According to Richard Alleman's definitive The Movie Lover's Guide To Hollywood, all of Casablanca — even the legendary foggy airport scene at the end — was filmed at a Warner Brothers sound stage in Burbank, except perhaps (no one can agree for certain) a long shot of the plane taking off from Burbank Airport.

We find Alleman's books are good supplementary guidebooks to common location cities like Los Angeles and New York. Unfortunately, he hasn't written one yet for Marrakesh.

The Moroccan Tourist Office lists American films shot there since 1981 — Spies Like Us, Jewel Of The Nile, The Return Of The Black Stallion, Alan Pakula's All Over, John and Bo Derek's Bolero, and "an untitled comedy" from Columbia, presumably Ishtar.

The draw here for film people, of course, is the photogenic city of Marrakesh with its rosy ochre walls, silvery gray olive groves, tumbles of fluorescent magenta bougainvillea and feathery purple plumes of jacaranda, plus a clear dazzling light that seems to have been designed expressly for color film, and an exotic cast of un-selfconscious (and inexpensive) extras.

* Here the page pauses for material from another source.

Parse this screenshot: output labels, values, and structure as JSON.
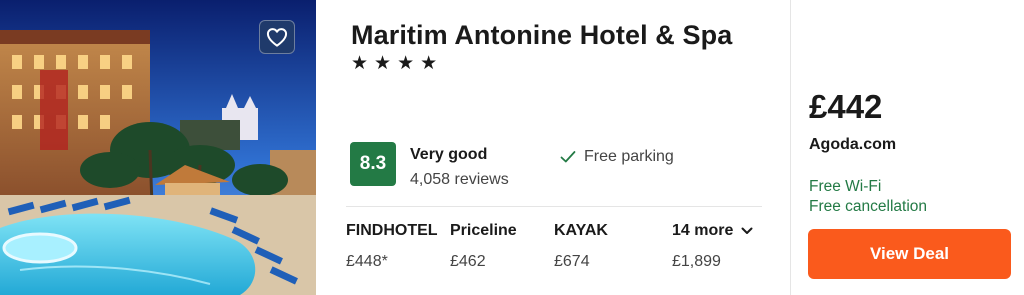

Hollywood people on location appreicate their creature comforts, especially in a setting like that at the Hotel La Mamounia. It's hardly surprising that Dustin Hoffman and Warren Beatty checked in from the nearby Sahara dunes for periodic holidays from the lengthy shoot for Ishtar.

We hope they dined in the hotel's exotic Moroccan Restaurant at one of those low tables heaped with cushions, where a silver pitcher of rosewater is poured over your hands before you dig in to platters heaped with cous cous, tajin and b'stilla.

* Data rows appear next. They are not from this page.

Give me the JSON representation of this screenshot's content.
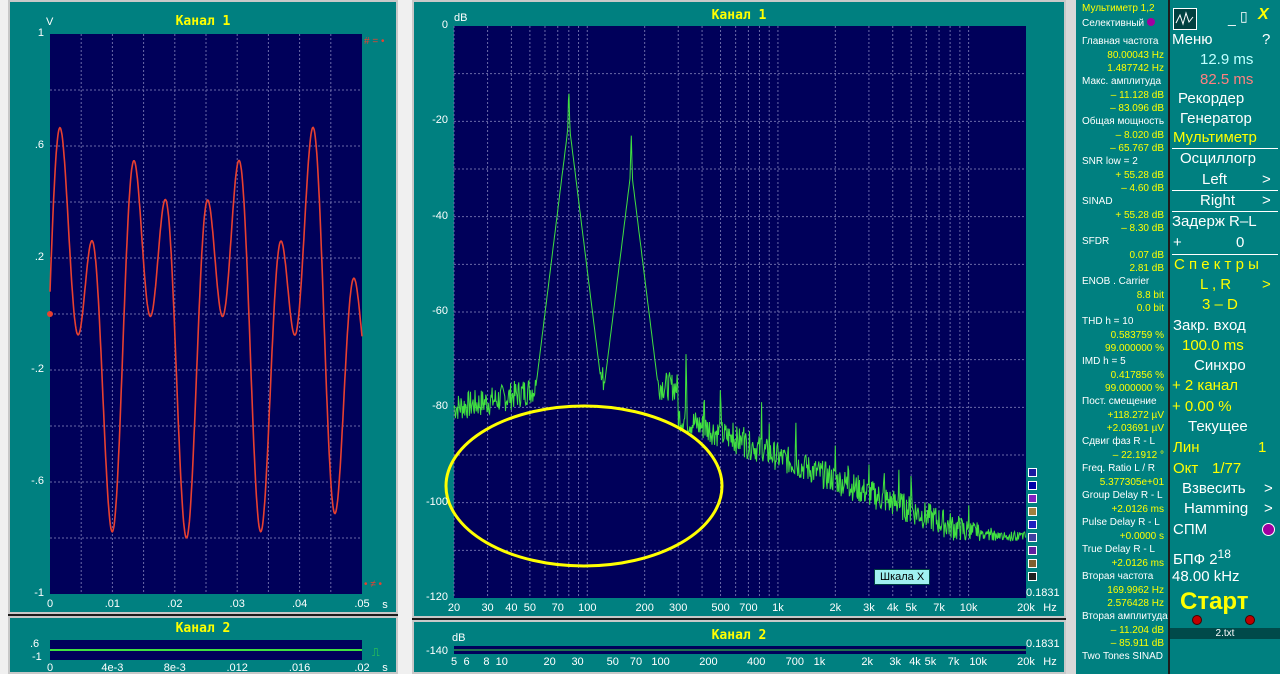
{
  "ch1_left": {
    "title": "Канал 1",
    "ylabel": "V",
    "yticks": [
      "1",
      ".6",
      ".2",
      "-.2",
      "-.6",
      "-1"
    ],
    "xticks": [
      "0",
      ".01",
      ".02",
      ".03",
      ".04",
      ".05"
    ],
    "xunit": "s"
  },
  "ch2_left": {
    "title": "Канал 2",
    "ytick": ".6",
    "ytick2": "-1",
    "xticks": [
      "0",
      "4e-3",
      "8e-3",
      ".012",
      ".016",
      ".02"
    ],
    "xunit": "s"
  },
  "spectrum": {
    "title": "Канал 1",
    "ylabel": "dB",
    "yticks": [
      "0",
      "-20",
      "-40",
      "-60",
      "-80",
      "-100",
      "-120"
    ],
    "xticks": [
      "20",
      "30",
      "40",
      "50",
      "70",
      "100",
      "200",
      "300",
      "500",
      "700",
      "1k",
      "2k",
      "3k",
      "4k",
      "5k",
      "7k",
      "10k",
      "20k"
    ],
    "xunit": "Hz",
    "corner_value": "0.1831",
    "scale_button": "Шкала X"
  },
  "spectrum2": {
    "title": "Канал 2",
    "ylabel": "dB",
    "ytick": "-140",
    "corner_value": "0.1831",
    "xticks": [
      "5",
      "6",
      "8",
      "10",
      "20",
      "30",
      "50",
      "70",
      "100",
      "200",
      "400",
      "700",
      "1k",
      "2k",
      "3k",
      "4k",
      "5k",
      "7k",
      "10k",
      "20k"
    ],
    "xunit": "Hz"
  },
  "multimeter": {
    "title": "Мультиметр 1,2",
    "mode": "Селективный",
    "rows": [
      {
        "label": "Главная частота",
        "v1": "80.00043  Hz",
        "v2": "1.487742  Hz"
      },
      {
        "label": "Макс. амплитуда",
        "v1": "– 11.128 dB",
        "v2": "– 83.096 dB"
      },
      {
        "label": "Общая мощность",
        "v1": "– 8.020 dB",
        "v2": "– 65.767 dB"
      },
      {
        "label": "SNR     low = 2",
        "v1": "+ 55.28 dB",
        "v2": "– 4.60 dB"
      },
      {
        "label": "SINAD",
        "v1": "+ 55.28 dB",
        "v2": "– 8.30 dB"
      },
      {
        "label": "SFDR",
        "v1": "0.07 dB",
        "v2": "2.81 dB"
      },
      {
        "label": "ENOB . Carrier",
        "v1": "8.8 bit",
        "v2": "0.0 bit"
      },
      {
        "label": "THD     h = 10",
        "v1": "0.583759 %",
        "v2": "99.000000 %"
      },
      {
        "label": "IMD     h =  5",
        "v1": "0.417856 %",
        "v2": "99.000000 %"
      },
      {
        "label": "Пост. смещение",
        "v1": "+118.272 µV",
        "v2": "+2.03691 µV"
      },
      {
        "label": "Сдвиг фаз R - L",
        "v1": "– 22.1912 °",
        "v2": ""
      },
      {
        "label": "Freq. Ratio  L / R",
        "v1": "5.377305e+01",
        "v2": ""
      },
      {
        "label": "Group Delay R - L",
        "v1": "+2.0126 ms",
        "v2": ""
      },
      {
        "label": "Pulse Delay R - L",
        "v1": "+0.0000  s",
        "v2": ""
      },
      {
        "label": "True  Delay R - L",
        "v1": "+2.0126 ms",
        "v2": ""
      },
      {
        "label": "Вторая частота",
        "v1": "169.9962  Hz",
        "v2": "2.576428  Hz"
      },
      {
        "label": "Вторая амплитуда",
        "v1": "– 11.204 dB",
        "v2": "– 85.911 dB"
      },
      {
        "label": "Two Tones SINAD",
        "v1": "",
        "v2": ""
      }
    ]
  },
  "sidebar": {
    "menu": "Меню",
    "help": "?",
    "t1": "12.9 ms",
    "t2": "82.5 ms",
    "recorder": "Рекордер",
    "generator": "Генератор",
    "multimeter": "Мультиметр",
    "oscillograph": "Осциллогр",
    "left": "Left",
    "right": "Right",
    "arrow": ">",
    "delay": "Задерж  R–L",
    "delay_sign": "+",
    "delay_val": "0",
    "spectra": "С п е к т р ы",
    "lr": "L , R",
    "threed": "3 – D",
    "lock_input": "Закр.  вход",
    "lock_time": "100.0 ms",
    "sync": "Синхро",
    "sync_ch": "+  2 канал",
    "sync_pct": "+  0.00 %",
    "current": "Текущее",
    "lin": "Лин",
    "lin_val": "1",
    "oct": "Окт",
    "oct_val": "1/77",
    "weigh": "Взвесить",
    "hamming": "Hamming",
    "spm": "СПМ",
    "fft": "БПФ  2",
    "fft_exp": "18",
    "rate": "48.00 kHz",
    "start": "Старт",
    "file": "2.txt"
  },
  "colors": {
    "panel": "#008080",
    "plot": "#00005a",
    "title": "#ffff00",
    "waveform": "#e84030",
    "spectrum": "#40e040",
    "highlight": "#ffff00"
  }
}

Of course, everyone who was anyone, from British Prime Minister Winston Churchill to President Dwight Eisenhower to Soviet Premier Mikhail Gorbachev, has stayed in this rose-colored palace surrounded by what were once the sultan's gardens.

The Mamounia first opened as a hotel in 1923 and was extensively (and expensively) refurbished in 1986 in Arabian Nights art-deco style with intricate handmade tiles, acres of marble and handwoven carpets, splashing fountains, tiled patios only slightly smaller than the mosque at Cordoba, lavish suites swagged in peaches-and-cream Fortuny pleated silk, Jacuzzi tubs and sprays of silver apple blossoms.

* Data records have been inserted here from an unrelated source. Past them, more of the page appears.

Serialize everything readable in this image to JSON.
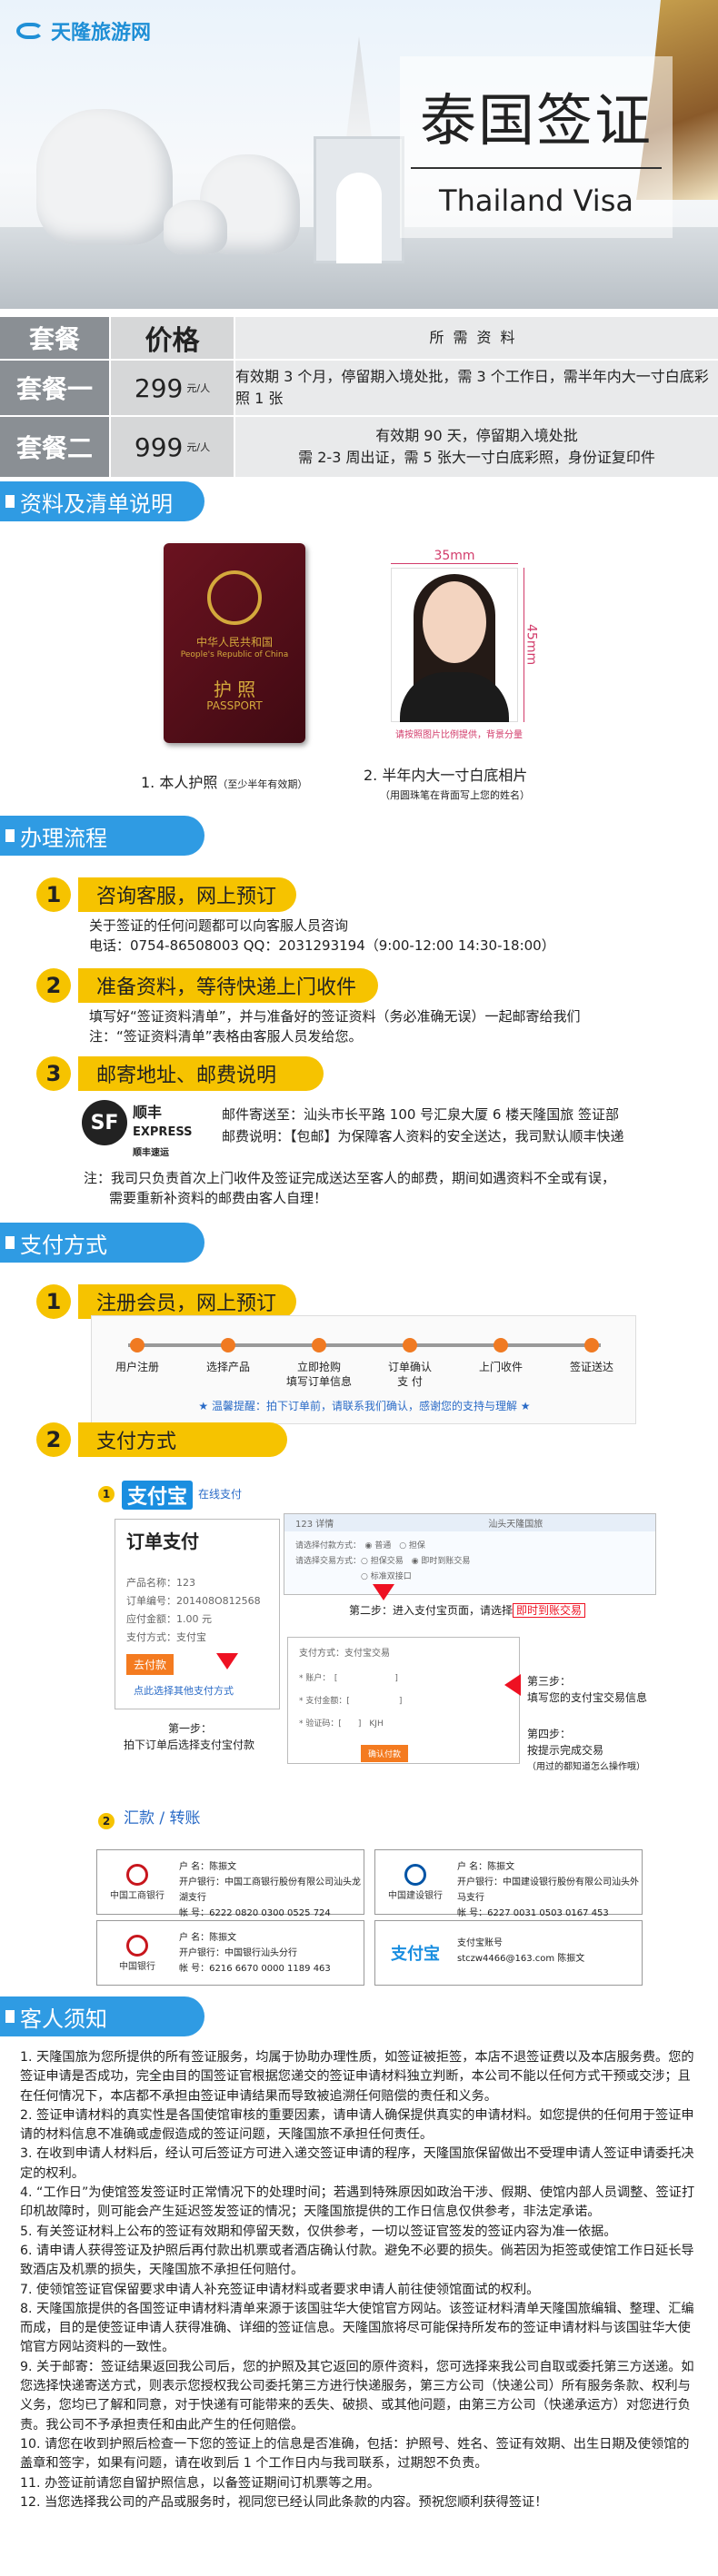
{
  "header": {
    "logo_text": "天隆旅游网",
    "title_cn": "泰国签证",
    "title_en": "Thailand Visa"
  },
  "price_table": {
    "headers": [
      "套餐",
      "价格",
      "所需资料"
    ],
    "rows": [
      {
        "name": "套餐一",
        "price": "299",
        "unit": "元/人",
        "materials": [
          "有效期 3 个月，停留期入境处批，需 3 个工作日，需半年内大一寸白底彩照 1 张"
        ]
      },
      {
        "name": "套餐二",
        "price": "999",
        "unit": "元/人",
        "materials": [
          "有效期 90 天，停留期入境处批",
          "需 2-3 周出证，需 5 张大一寸白底彩照，身份证复印件"
        ]
      }
    ]
  },
  "section1": {
    "title": "资料及清单说明",
    "passport_label_cn": "中华人民共和国",
    "passport_label_en": "People's Republic of China",
    "passport_word": "护 照",
    "passport_word_en": "PASSPORT",
    "photo_width": "35mm",
    "photo_height": "45mm",
    "photo_note": "请按照图片比例提供，背景分量",
    "cap1": "1. 本人护照",
    "cap1_small": "（至少半年有效期）",
    "cap2": "2. 半年内大一寸白底相片",
    "cap2_small": "（用圆珠笔在背面写上您的姓名）"
  },
  "section2": {
    "title": "办理流程",
    "steps": [
      {
        "num": "1",
        "label": "咨询客服，网上预订",
        "lines": [
          "关于签证的任何问题都可以向客服人员咨询",
          "电话：0754-86508003   QQ：2031293194（9:00-12:00  14:30-18:00）"
        ]
      },
      {
        "num": "2",
        "label": "准备资料，等待快递上门收件",
        "lines": [
          "填写好“签证资料清单”，并与准备好的签证资料（务必准确无误）一起邮寄给我们",
          "注：“签证资料清单”表格由客服人员发给您。"
        ]
      },
      {
        "num": "3",
        "label": "邮寄地址、邮费说明",
        "lines": [
          "邮件寄送至：汕头市长平路 100 号汇泉大厦 6 楼天隆国旅 签证部",
          "邮费说明：【包邮】为保障客人资料的安全送达，我司默认顺丰快递"
        ]
      }
    ],
    "sf_logo": "SF",
    "sf_name1": "顺丰",
    "sf_name2": "EXPRESS",
    "sf_name3": "顺丰速运",
    "note1": "注：我司只负责首次上门收件及签证完成送达至客人的邮费，期间如遇资料不全或有误，",
    "note2": "需要重新补资料的邮费由客人自理！"
  },
  "section3": {
    "title": "支付方式",
    "step1": {
      "num": "1",
      "label": "注册会员，网上预订"
    },
    "flow": [
      {
        "label": "用户注册"
      },
      {
        "label": "选择产品"
      },
      {
        "label": "立即抢购\n填写订单信息"
      },
      {
        "label": "订单确认\n支 付"
      },
      {
        "label": "上门收件"
      },
      {
        "label": "签证送达"
      }
    ],
    "flow_tip": "★ 温馨提醒：拍下订单前，请联系我们确认，感谢您的支持与理解 ★",
    "step2": {
      "num": "2",
      "label": "支付方式"
    },
    "sub1": {
      "num": "1",
      "logo": "支付宝",
      "label": "在线支付"
    },
    "order": {
      "title": "订单支付",
      "rows": [
        "产品名称：123",
        "订单编号：201408O812568",
        "应付金额：1.00 元",
        "支付方式：支付宝"
      ],
      "btn": "去付款",
      "link": "点此选择其他支付方式"
    },
    "first_step": {
      "title": "第一步：",
      "desc": "拍下订单后选择支付宝付款"
    },
    "second_step": {
      "title": "第二步：进入支付宝页面，请选择",
      "highlight": "即时到账交易"
    },
    "third_step": {
      "title": "第三步：",
      "desc": "填写您的支付宝交易信息"
    },
    "fourth_step": {
      "title": "第四步：",
      "desc": "按提示完成交易",
      "note": "（用过的都知道怎么操作哦）"
    },
    "sub2": {
      "num": "2",
      "label": "汇款 / 转账"
    },
    "banks": [
      {
        "name": "中国工商银行",
        "payee": "户    名：陈振文",
        "bank": "开户银行：中国工商银行股份有限公司汕头龙湖支行",
        "account": "帐    号：6222 0820 0300 0525 724"
      },
      {
        "name": "中国建设银行",
        "payee": "户    名：陈振文",
        "bank": "开户银行：中国建设银行股份有限公司汕头外马支行",
        "account": "帐    号：6227 0031 0503 0167 453"
      },
      {
        "name": "中国银行",
        "payee": "户    名：陈振文",
        "bank": "开户银行：中国银行汕头分行",
        "account": "帐    号：6216 6670 0000 1189 463"
      },
      {
        "name": "支付宝",
        "payee": "支付宝账号",
        "bank": "stczw4466@163.com  陈振文",
        "account": ""
      }
    ]
  },
  "section4": {
    "title": "客人须知",
    "notes": [
      "1. 天隆国旅为您所提供的所有签证服务，均属于协助办理性质，如签证被拒签，本店不退签证费以及本店服务费。您的签证申请是否成功，完全由目的国签证官根据您递交的签证申请材料独立判断，本公司不能以任何方式干预或交涉；且在任何情况下，本店都不承担由签证申请结果而导致被追溯任何赔偿的责任和义务。",
      "2. 签证申请材料的真实性是各国使馆审核的重要因素，请申请人确保提供真实的申请材料。如您提供的任何用于签证申请的材料信息不准确或虚假造成的签证问题，天隆国旅不承担任何责任。",
      "3. 在收到申请人材料后，经认可后签证方可进入递交签证申请的程序，天隆国旅保留做出不受理申请人签证申请委托决定的权利。",
      "4. “工作日”为使馆签发签证时正常情况下的处理时间；若遇到特殊原因如政治干涉、假期、使馆内部人员调整、签证打印机故障时，则可能会产生延迟签发签证的情况；天隆国旅提供的工作日信息仅供参考，非法定承诺。",
      "5. 有关签证材料上公布的签证有效期和停留天数，仅供参考，一切以签证官签发的签证内容为准一依据。",
      "6. 请申请人获得签证及护照后再付款出机票或者酒店确认付款。避免不必要的损失。倘若因为拒签或使馆工作日延长导致酒店及机票的损失，天隆国旅不承担任何赔付。",
      "7. 使领馆签证官保留要求申请人补充签证申请材料或者要求申请人前往使领馆面试的权利。",
      "8. 天隆国旅提供的各国签证申请材料清单来源于该国驻华大使馆官方网站。该签证材料清单天隆国旅编辑、整理、汇编而成，目的是使签证申请人获得准确、详细的签证信息。天隆国旅将尽可能保持所发布的签证申请材料与该国驻华大使馆官方网站资料的一致性。",
      "9. 关于邮寄：签证结果返回我公司后，您的护照及其它返回的原件资料，您可选择来我公司自取或委托第三方送递。如您选择快递寄送方式，则表示您授权我公司委托第三方进行快递服务，第三方公司（快递公司）所有服务条款、权利与义务，您均已了解和同意，对于快递有可能带来的丢失、破损、或其他问题，由第三方公司（快递承运方）对您进行负责。我公司不予承担责任和由此产生的任何赔偿。",
      "10. 请您在收到护照后检查一下您的签证上的信息是否准确，包括：护照号、姓名、签证有效期、出生日期及使领馆的盖章和签字，如果有问题，请在收到后 1 个工作日内与我司联系，过期恕不负责。",
      "11. 办签证前请您自留护照信息，以备签证期间订机票等之用。",
      "12. 当您选择我公司的产品或服务时，视同您已经认同此条款的内容。预祝您顺利获得签证！"
    ]
  }
}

By the pool, the glamorous topless sunbathers, most of them French, are discreetly screened from day visitors by a tumult of snapdragons, roses and zinnias. Churchill, who stayed here often, loved to paint in these gardens; his suite, complete with a regal bed and a life-sized porcelain bulldog, can be booked for around $1,000 U.S. a night.

Across from the Mamounia looms the magnificent minaret of the 12th century Koutoubia mosque. A white flag flutters from the top when it is time for prayers so the people far out in the fields can look up from their work and see it. On the highway, cars pull over to the side of the road and the occupants get out, unfold their rugs and say their prayers toward Mecca.

One day we stopped in the town of Ben Guerir, between Casablanca and Marrakesh, to visit a local souk similar to the camel market where Warren Beatty purchased his blind camel in Ishtar. It was a crowded, dusty place full of veiled women and men in coarse brown hooded "djellabas," some of them eyeing us with curiosity, the others ignoring us completely.

One man sat in the shade of a tent selling ropes of dates; another was holding up fragrant bhunches of fresh mint for tea. Huge portable radios, a rainbow of plastic shoes, spare parts for all sorts of vehicles, live rabbits and chickens, goats and sheep and, yes, even camels added to the barrage of colors and smells.

A few hours later, we passed back by the site again, but the tents and hawkers of the bustling country bazaar had disappeared into the dust like a Road To Morocco mirage, and there was nothing but a bare field with a couple of scruffy-looking camels tethered to a post, probably waiting for the next film crew to come along.